The standard retrofit included cavity wall and loft insulation and a new boiler, all of which qualify for Green Deal funding. The radical retrofit included
the external wall and floor insulation, and triple glazing.
Longer payback periods could mean some measures won’t meet the Green Deal’s “golden rule” which stipulates measures must equal or exceed the savings on energy bills over 25 years.
The Department of Energy and Climate Change (DECC) has published “in use factors” that aim to tackle the issue of under performance in use by making a deduction in predicted energy performance. Cavity wall and loft insulation has an in-use factor of 35% and new boilers have a factor of 25%. However, DECC has not provided details on the impact under performance will have on payback periods.
Sustainability expert David Strong said that just because the research indicated some measures would not meet the golden rule now did not mean they could never meet it in future, if costs could be reduced.
“Clearly there will always be a difference between theory and practice.
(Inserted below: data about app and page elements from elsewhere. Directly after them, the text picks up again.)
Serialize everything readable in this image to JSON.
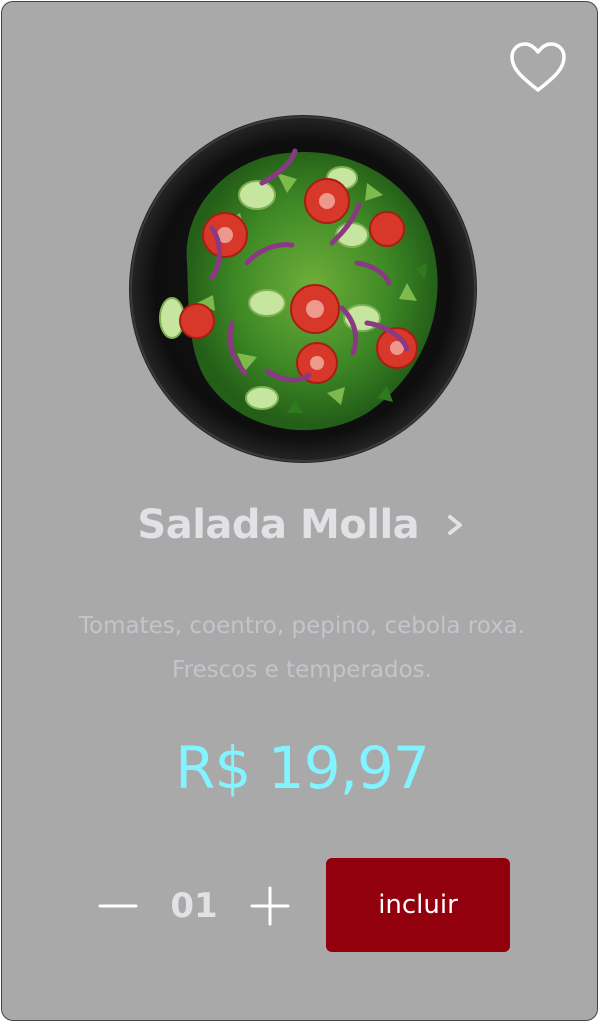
{
  "product": {
    "name": "Salada Molla",
    "description": "Tomates, coentro, pepino, cebola roxa. Frescos e temperados.",
    "price": "R$ 19,97",
    "image_alt": "Salada Molla"
  },
  "order": {
    "quantity": "01",
    "add_label": "incluir"
  },
  "icons": {
    "favorite": "heart-icon",
    "details": "chevron-right-icon",
    "decrease": "minus-icon",
    "increase": "plus-icon"
  },
  "colors": {
    "card_bg": "#a9a9a9",
    "title": "#e1e1e6",
    "description": "#c4c4cc",
    "price": "#82f3ff",
    "button_bg": "#92000e",
    "button_text": "#ffffff"
  }
}
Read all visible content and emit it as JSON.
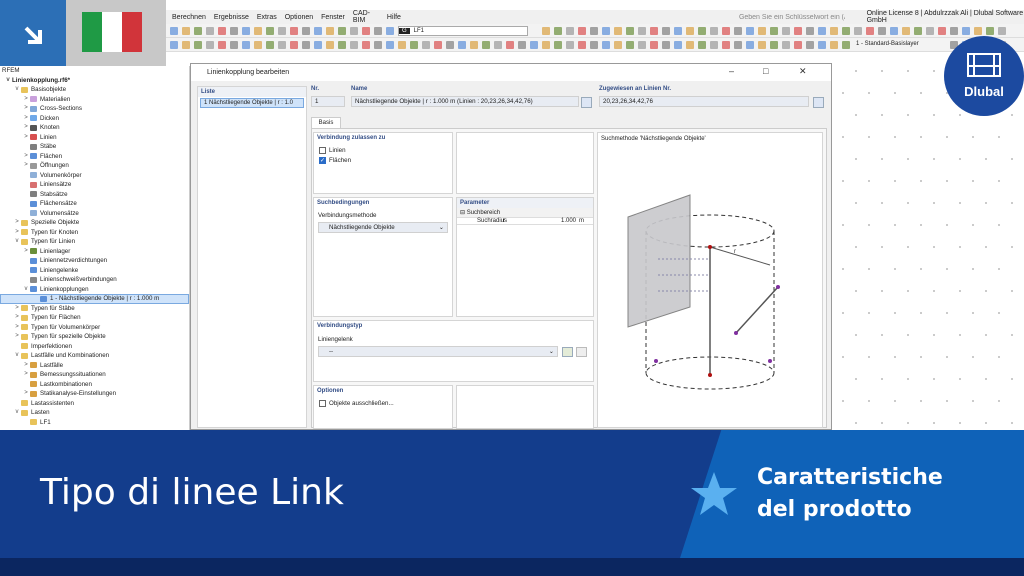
{
  "menu": [
    "Berechnen",
    "Ergebnisse",
    "Extras",
    "Optionen",
    "Fenster",
    "CAD-BIM",
    "Hilfe"
  ],
  "search_placeholder": "Geben Sie ein Schlüsselwort ein (Alt...",
  "license": "Online License 8 | Abdulrzzak Ali | Dlubal Software GmbH",
  "loadcase": "LF1",
  "lc_tag": "G",
  "layer": "1 - Standard-Basislayer",
  "nav": {
    "root": "RFEM",
    "file": "Linienkopplung.rf6*",
    "items": [
      {
        "label": "Basisobjekte",
        "level": 1,
        "ex": "v",
        "c": "#e8c35a"
      },
      {
        "label": "Materialien",
        "level": 2,
        "ex": ">",
        "c": "#c9a0dc"
      },
      {
        "label": "Cross-Sections",
        "level": 2,
        "ex": ">",
        "c": "#7fa7d8"
      },
      {
        "label": "Dicken",
        "level": 2,
        "ex": ">",
        "c": "#6fa8e8"
      },
      {
        "label": "Knoten",
        "level": 2,
        "ex": ">",
        "c": "#555"
      },
      {
        "label": "Linien",
        "level": 2,
        "ex": ">",
        "c": "#d85050"
      },
      {
        "label": "Stäbe",
        "level": 2,
        "ex": "",
        "c": "#7f7f7f"
      },
      {
        "label": "Flächen",
        "level": 2,
        "ex": ">",
        "c": "#5b8fd8"
      },
      {
        "label": "Öffnungen",
        "level": 2,
        "ex": ">",
        "c": "#999"
      },
      {
        "label": "Volumenkörper",
        "level": 2,
        "ex": "",
        "c": "#8fb0d8"
      },
      {
        "label": "Liniensätze",
        "level": 2,
        "ex": "",
        "c": "#d87070"
      },
      {
        "label": "Stabsätze",
        "level": 2,
        "ex": "",
        "c": "#7f7f7f"
      },
      {
        "label": "Flächensätze",
        "level": 2,
        "ex": "",
        "c": "#5b8fd8"
      },
      {
        "label": "Volumensätze",
        "level": 2,
        "ex": "",
        "c": "#8fb0d8"
      },
      {
        "label": "Spezielle Objekte",
        "level": 1,
        "ex": ">",
        "c": "#e8c35a"
      },
      {
        "label": "Typen für Knoten",
        "level": 1,
        "ex": ">",
        "c": "#e8c35a"
      },
      {
        "label": "Typen für Linien",
        "level": 1,
        "ex": "v",
        "c": "#e8c35a"
      },
      {
        "label": "Linienlager",
        "level": 2,
        "ex": ">",
        "c": "#6a8f3a"
      },
      {
        "label": "Liniennetzverdichtungen",
        "level": 2,
        "ex": "",
        "c": "#5b8fd8"
      },
      {
        "label": "Liniengelenke",
        "level": 2,
        "ex": "",
        "c": "#5b8fd8"
      },
      {
        "label": "Linienschweißverbindungen",
        "level": 2,
        "ex": "",
        "c": "#888"
      },
      {
        "label": "Linienkopplungen",
        "level": 2,
        "ex": "v",
        "c": "#5b8fd8"
      },
      {
        "label": "1 - Nächstliegende Objekte | r : 1.000 m",
        "level": 3,
        "ex": "",
        "c": "#5b8fd8",
        "sel": true
      },
      {
        "label": "Typen für Stäbe",
        "level": 1,
        "ex": ">",
        "c": "#e8c35a"
      },
      {
        "label": "Typen für Flächen",
        "level": 1,
        "ex": ">",
        "c": "#e8c35a"
      },
      {
        "label": "Typen für Volumenkörper",
        "level": 1,
        "ex": ">",
        "c": "#e8c35a"
      },
      {
        "label": "Typen für spezielle Objekte",
        "level": 1,
        "ex": ">",
        "c": "#e8c35a"
      },
      {
        "label": "Imperfektionen",
        "level": 1,
        "ex": "",
        "c": "#e8c35a"
      },
      {
        "label": "Lastfälle und Kombinationen",
        "level": 1,
        "ex": "v",
        "c": "#e8c35a"
      },
      {
        "label": "Lastfälle",
        "level": 2,
        "ex": ">",
        "c": "#d8a040"
      },
      {
        "label": "Bemessungssituationen",
        "level": 2,
        "ex": ">",
        "c": "#d8a040"
      },
      {
        "label": "Lastkombinationen",
        "level": 2,
        "ex": "",
        "c": "#d8a040"
      },
      {
        "label": "Statikanalyse-Einstellungen",
        "level": 2,
        "ex": ">",
        "c": "#d8a040"
      },
      {
        "label": "Lastassistenten",
        "level": 1,
        "ex": "",
        "c": "#e8c35a"
      },
      {
        "label": "Lasten",
        "level": 1,
        "ex": "v",
        "c": "#e8c35a"
      },
      {
        "label": "LF1",
        "level": 2,
        "ex": "",
        "c": "#e8c35a"
      }
    ]
  },
  "dialog": {
    "title": "Linienkopplung bearbeiten",
    "list_label": "Liste",
    "list_item": "1  Nächstliegende Objekte | r : 1.0",
    "nr_label": "Nr.",
    "nr_value": "1",
    "name_label": "Name",
    "name_value": "Nächstliegende Objekte | r : 1.000 m (Linien : 20,23,26,34,42,76)",
    "assigned_label": "Zugewiesen an Linien Nr.",
    "assigned_value": "20,23,26,34,42,76",
    "tab": "Basis",
    "verbindung_title": "Verbindung zulassen zu",
    "cb_linien": "Linien",
    "cb_flaechen": "Flächen",
    "such_title": "Suchbedingungen",
    "methode_label": "Verbindungsmethode",
    "methode_value": "Nächstliegende Objekte",
    "param_title": "Parameter",
    "param_group": "Suchbereich",
    "param_name": "Suchradius",
    "param_sym": "r",
    "param_val": "1.000",
    "param_unit": "m",
    "typ_title": "Verbindungstyp",
    "gelenk_label": "Liniengelenk",
    "gelenk_value": "--",
    "optionen_title": "Optionen",
    "cb_ausschl": "Objekte ausschließen...",
    "preview_title": "Suchmethode 'Nächstliegende Objekte'",
    "preview_r": "r"
  },
  "banner": {
    "title": "Tipo di linee Link",
    "sub1": "Caratteristiche",
    "sub2": "del prodotto"
  },
  "logo_text": "Dlubal"
}
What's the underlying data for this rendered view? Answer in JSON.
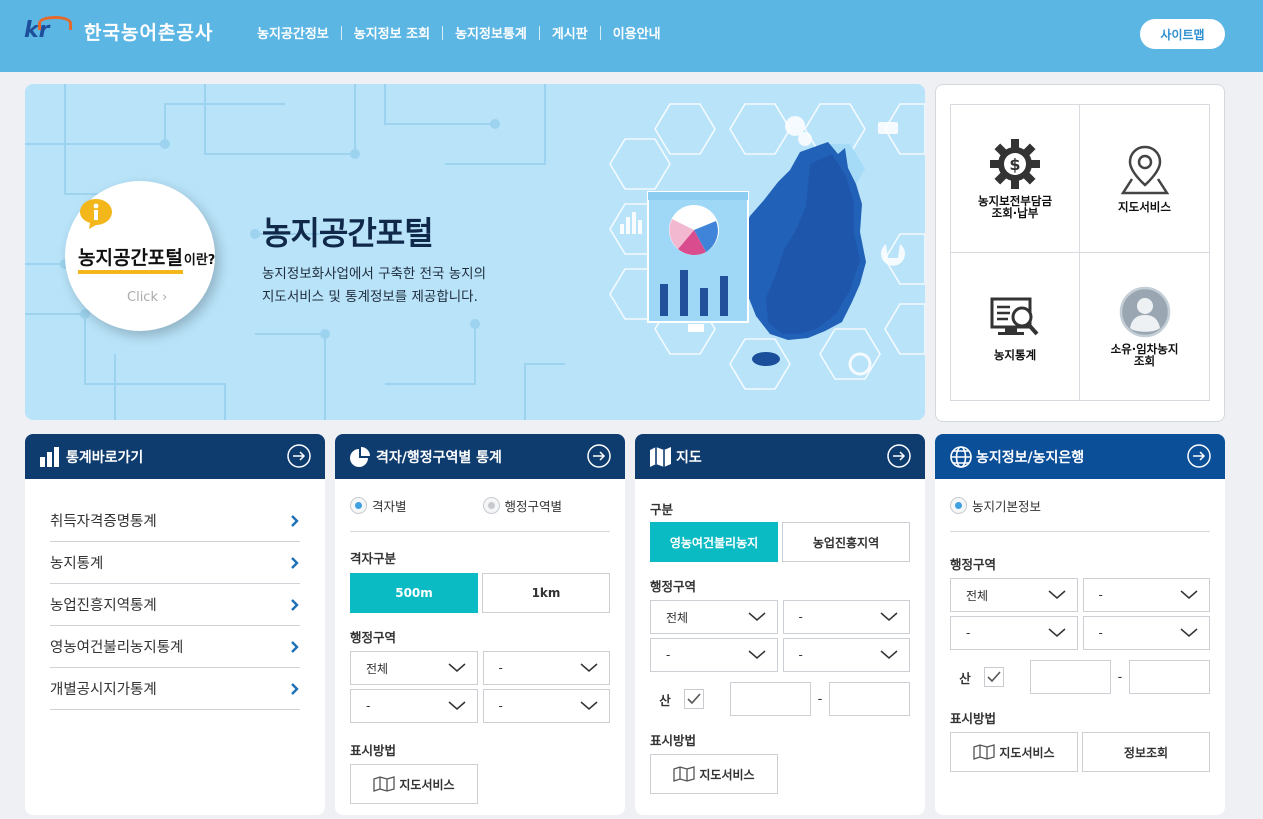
{
  "header": {
    "logo_text": "한국농어촌공사",
    "nav": [
      "농지공간정보",
      "농지정보 조회",
      "농지정보통계",
      "게시판",
      "이용안내"
    ],
    "sitemap_label": "사이트맵"
  },
  "hero": {
    "circle_title": "농지공간포털",
    "circle_suffix": "이란?",
    "circle_click": "Click",
    "title": "농지공간포털",
    "desc_line1": "농지정보화사업에서 구축한 전국 농지의",
    "desc_line2": "지도서비스 및 통계정보를 제공합니다."
  },
  "quick_links": [
    {
      "label": "농지보전부담금\n조회·납부",
      "icon": "gear-dollar-icon"
    },
    {
      "label": "지도서비스",
      "icon": "map-pin-icon"
    },
    {
      "label": "농지통계",
      "icon": "monitor-search-icon"
    },
    {
      "label": "소유·임차농지\n조회",
      "icon": "user-profile-icon"
    }
  ],
  "stats_card": {
    "title": "통계바로가기",
    "items": [
      "취득자격증명통계",
      "농지통계",
      "농업진흥지역통계",
      "영농여건불리농지통계",
      "개별공시지가통계"
    ]
  },
  "grid_card": {
    "title": "격자/행정구역별 통계",
    "radio1": "격자별",
    "radio2": "행정구역별",
    "grid_label": "격자구분",
    "grid_opt1": "500m",
    "grid_opt2": "1km",
    "admin_label": "행정구역",
    "sel1": "전체",
    "sel2": "-",
    "sel3": "-",
    "sel4": "-",
    "display_label": "표시방법",
    "map_btn": "지도서비스"
  },
  "map_card": {
    "title": "지도",
    "type_label": "구분",
    "type_opt1": "영농여건불리농지",
    "type_opt2": "농업진흥지역",
    "admin_label": "행정구역",
    "sel1": "전체",
    "sel2": "-",
    "sel3": "-",
    "sel4": "-",
    "san_label": "산",
    "dash": "-",
    "display_label": "표시방법",
    "map_btn": "지도서비스"
  },
  "bank_card": {
    "title": "농지정보/농지은행",
    "radio1": "농지기본정보",
    "admin_label": "행정구역",
    "sel1": "전체",
    "sel2": "-",
    "sel3": "-",
    "sel4": "-",
    "san_label": "산",
    "dash": "-",
    "display_label": "표시방법",
    "map_btn": "지도서비스",
    "info_btn": "정보조회"
  },
  "colors": {
    "topbar": "#5cb6e4",
    "card_header": "#0f3c6e",
    "card_header_alt": "#0b4f99",
    "accent_teal": "#0abbc4",
    "hero_bg": "#b8e3f9"
  }
}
What the Green Deal will provide is greater evidence of the gap and all parties will have to work collaboratively to reduce it,” he said.
Carbon saving targets downgraded
The government has downgraded its prediction of the carbon savings that the Green Deal and Energy Company Obligation will deliver,
its own impact assessment of the policy has revealed.
The government estimates the scheme will deliver a saving of 1.8MTCO2 per year - down from 2.1MTCO2 per year in its original consultation proposal, published
in November last year.
Doug Parr, director of policy at Greenpeace, said the downgrade showed a “weakening of resolve on doing anything about climate”.
Parr argued that housing needed to be treated like other infrastructure investments with long pay back times and that the government was bowing to short term worries to make the scheme pay back for consumers quickly.
Officials from the Department of Energy and Climate Change said the revised figures would not affect the government’s ability to hit its current carbon targets and was due to a downgrading of the expected carbon savings from solid wall insulation based on fresh data.